_TASK STATEMENT_
Return the listing below verbatim. Pictures do not belong in the copy.

_DATA UNDER STUDY_
= = =

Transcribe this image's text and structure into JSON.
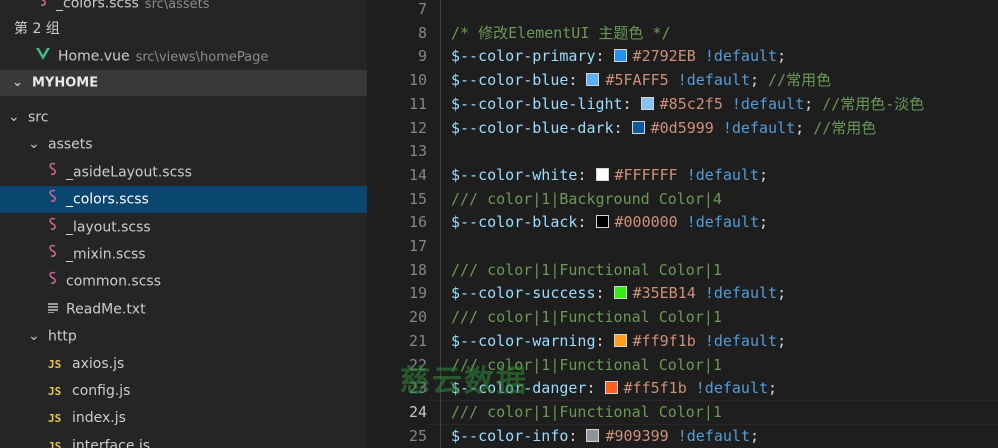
{
  "sidebar": {
    "open_editors": [
      {
        "name": "_colors.scss",
        "path": "src\\assets",
        "icon": "sass-icon"
      },
      {
        "name": "Home.vue",
        "path": "src\\views\\homePage",
        "icon": "vue-icon"
      }
    ],
    "group_label": "第 2 组",
    "section_title": "MYHOME",
    "tree": [
      {
        "label": "src",
        "type": "folder",
        "expanded": true,
        "depth": 0
      },
      {
        "label": "assets",
        "type": "folder",
        "expanded": true,
        "depth": 1
      },
      {
        "label": "_asideLayout.scss",
        "type": "sass",
        "depth": 2
      },
      {
        "label": "_colors.scss",
        "type": "sass",
        "depth": 2,
        "selected": true
      },
      {
        "label": "_layout.scss",
        "type": "sass",
        "depth": 2
      },
      {
        "label": "_mixin.scss",
        "type": "sass",
        "depth": 2
      },
      {
        "label": "common.scss",
        "type": "sass",
        "depth": 2
      },
      {
        "label": "ReadMe.txt",
        "type": "txt",
        "depth": 2
      },
      {
        "label": "http",
        "type": "folder",
        "expanded": true,
        "depth": 1
      },
      {
        "label": "axios.js",
        "type": "js",
        "depth": 2
      },
      {
        "label": "config.js",
        "type": "js",
        "depth": 2
      },
      {
        "label": "index.js",
        "type": "js",
        "depth": 2
      },
      {
        "label": "interface.js",
        "type": "js",
        "depth": 2
      }
    ]
  },
  "editor": {
    "line_numbers": [
      "7",
      "8",
      "9",
      "10",
      "11",
      "12",
      "13",
      "14",
      "15",
      "16",
      "17",
      "18",
      "19",
      "20",
      "21",
      "22",
      "23",
      "24",
      "25"
    ],
    "active_line": "24",
    "lines": [
      {
        "type": "empty"
      },
      {
        "type": "comment",
        "text": "/* 修改ElementUI 主题色 */"
      },
      {
        "type": "var",
        "name": "$--color-primary",
        "swatch": "#2792EB",
        "value": "#2792EB",
        "flag": "!default",
        "comment": ""
      },
      {
        "type": "var",
        "name": "$--color-blue",
        "swatch": "#5FAFF5",
        "value": "#5FAFF5",
        "flag": "!default",
        "comment": "//常用色"
      },
      {
        "type": "var",
        "name": "$--color-blue-light",
        "swatch": "#85c2f5",
        "value": "#85c2f5",
        "flag": "!default",
        "comment": "//常用色-淡色"
      },
      {
        "type": "var",
        "name": "$--color-blue-dark",
        "swatch": "#0d5999",
        "value": "#0d5999",
        "flag": "!default",
        "comment": "//常用色"
      },
      {
        "type": "empty"
      },
      {
        "type": "var",
        "name": "$--color-white",
        "swatch": "#FFFFFF",
        "value": "#FFFFFF",
        "flag": "!default",
        "comment": ""
      },
      {
        "type": "comment",
        "text": "/// color|1|Background Color|4"
      },
      {
        "type": "var",
        "name": "$--color-black",
        "swatch": "#000000",
        "value": "#000000",
        "flag": "!default",
        "comment": ""
      },
      {
        "type": "empty"
      },
      {
        "type": "comment",
        "text": "/// color|1|Functional Color|1"
      },
      {
        "type": "var",
        "name": "$--color-success",
        "swatch": "#35EB14",
        "value": "#35EB14",
        "flag": "!default",
        "comment": ""
      },
      {
        "type": "comment",
        "text": "/// color|1|Functional Color|1"
      },
      {
        "type": "var",
        "name": "$--color-warning",
        "swatch": "#ff9f1b",
        "value": "#ff9f1b",
        "flag": "!default",
        "comment": ""
      },
      {
        "type": "comment",
        "text": "/// color|1|Functional Color|1"
      },
      {
        "type": "var",
        "name": "$--color-danger",
        "swatch": "#ff5f1b",
        "value": "#ff5f1b",
        "flag": "!default",
        "comment": ""
      },
      {
        "type": "comment",
        "text": "/// color|1|Functional Color|1"
      },
      {
        "type": "var",
        "name": "$--color-info",
        "swatch": "#909399",
        "value": "#909399",
        "flag": "!default",
        "comment": ""
      }
    ]
  },
  "watermark": "慈云数据",
  "colors": {
    "selection": "#094771",
    "sass_icon": "#c76494",
    "vue_icon": "#41b883",
    "js_icon": "#e6c84d"
  }
}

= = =

_EXPECTED OUTPUT_
Transcribe this image's text and structure into JSON.
{
  "sidebar": {
    "open_editors": [
      {
        "name": "_colors.scss",
        "path": "src\\assets",
        "icon": "sass-icon"
      },
      {
        "name": "Home.vue",
        "path": "src\\views\\homePage",
        "icon": "vue-icon"
      }
    ],
    "group_label": "第 2 组",
    "section_title": "MYHOME",
    "tree": [
      {
        "label": "src",
        "type": "folder",
        "expanded": true,
        "depth": 0
      },
      {
        "label": "assets",
        "type": "folder",
        "expanded": true,
        "depth": 1
      },
      {
        "label": "_asideLayout.scss",
        "type": "sass",
        "depth": 2
      },
      {
        "label": "_colors.scss",
        "type": "sass",
        "depth": 2,
        "selected": true
      },
      {
        "label": "_layout.scss",
        "type": "sass",
        "depth": 2
      },
      {
        "label": "_mixin.scss",
        "type": "sass",
        "depth": 2
      },
      {
        "label": "common.scss",
        "type": "sass",
        "depth": 2
      },
      {
        "label": "ReadMe.txt",
        "type": "txt",
        "depth": 2
      },
      {
        "label": "http",
        "type": "folder",
        "expanded": true,
        "depth": 1
      },
      {
        "label": "axios.js",
        "type": "js",
        "depth": 2
      },
      {
        "label": "config.js",
        "type": "js",
        "depth": 2
      },
      {
        "label": "index.js",
        "type": "js",
        "depth": 2
      },
      {
        "label": "interface.js",
        "type": "js",
        "depth": 2
      }
    ]
  },
  "editor": {
    "line_numbers": [
      "7",
      "8",
      "9",
      "10",
      "11",
      "12",
      "13",
      "14",
      "15",
      "16",
      "17",
      "18",
      "19",
      "20",
      "21",
      "22",
      "23",
      "24",
      "25"
    ],
    "active_line": "24",
    "lines": [
      {
        "type": "empty"
      },
      {
        "type": "comment",
        "text": "/* 修改ElementUI 主题色 */"
      },
      {
        "type": "var",
        "name": "$--color-primary",
        "swatch": "#2792EB",
        "value": "#2792EB",
        "flag": "!default",
        "comment": ""
      },
      {
        "type": "var",
        "name": "$--color-blue",
        "swatch": "#5FAFF5",
        "value": "#5FAFF5",
        "flag": "!default",
        "comment": "//常用色"
      },
      {
        "type": "var",
        "name": "$--color-blue-light",
        "swatch": "#85c2f5",
        "value": "#85c2f5",
        "flag": "!default",
        "comment": "//常用色-淡色"
      },
      {
        "type": "var",
        "name": "$--color-blue-dark",
        "swatch": "#0d5999",
        "value": "#0d5999",
        "flag": "!default",
        "comment": "//常用色"
      },
      {
        "type": "empty"
      },
      {
        "type": "var",
        "name": "$--color-white",
        "swatch": "#FFFFFF",
        "value": "#FFFFFF",
        "flag": "!default",
        "comment": ""
      },
      {
        "type": "comment",
        "text": "/// color|1|Background Color|4"
      },
      {
        "type": "var",
        "name": "$--color-black",
        "swatch": "#000000",
        "value": "#000000",
        "flag": "!default",
        "comment": ""
      },
      {
        "type": "empty"
      },
      {
        "type": "comment",
        "text": "/// color|1|Functional Color|1"
      },
      {
        "type": "var",
        "name": "$--color-success",
        "swatch": "#35EB14",
        "value": "#35EB14",
        "flag": "!default",
        "comment": ""
      },
      {
        "type": "comment",
        "text": "/// color|1|Functional Color|1"
      },
      {
        "type": "var",
        "name": "$--color-warning",
        "swatch": "#ff9f1b",
        "value": "#ff9f1b",
        "flag": "!default",
        "comment": ""
      },
      {
        "type": "comment",
        "text": "/// color|1|Functional Color|1"
      },
      {
        "type": "var",
        "name": "$--color-danger",
        "swatch": "#ff5f1b",
        "value": "#ff5f1b",
        "flag": "!default",
        "comment": ""
      },
      {
        "type": "comment",
        "text": "/// color|1|Functional Color|1"
      },
      {
        "type": "var",
        "name": "$--color-info",
        "swatch": "#909399",
        "value": "#909399",
        "flag": "!default",
        "comment": ""
      }
    ]
  },
  "watermark": "慈云数据",
  "colors": {
    "selection": "#094771",
    "sass_icon": "#c76494",
    "vue_icon": "#41b883",
    "js_icon": "#e6c84d"
  }
}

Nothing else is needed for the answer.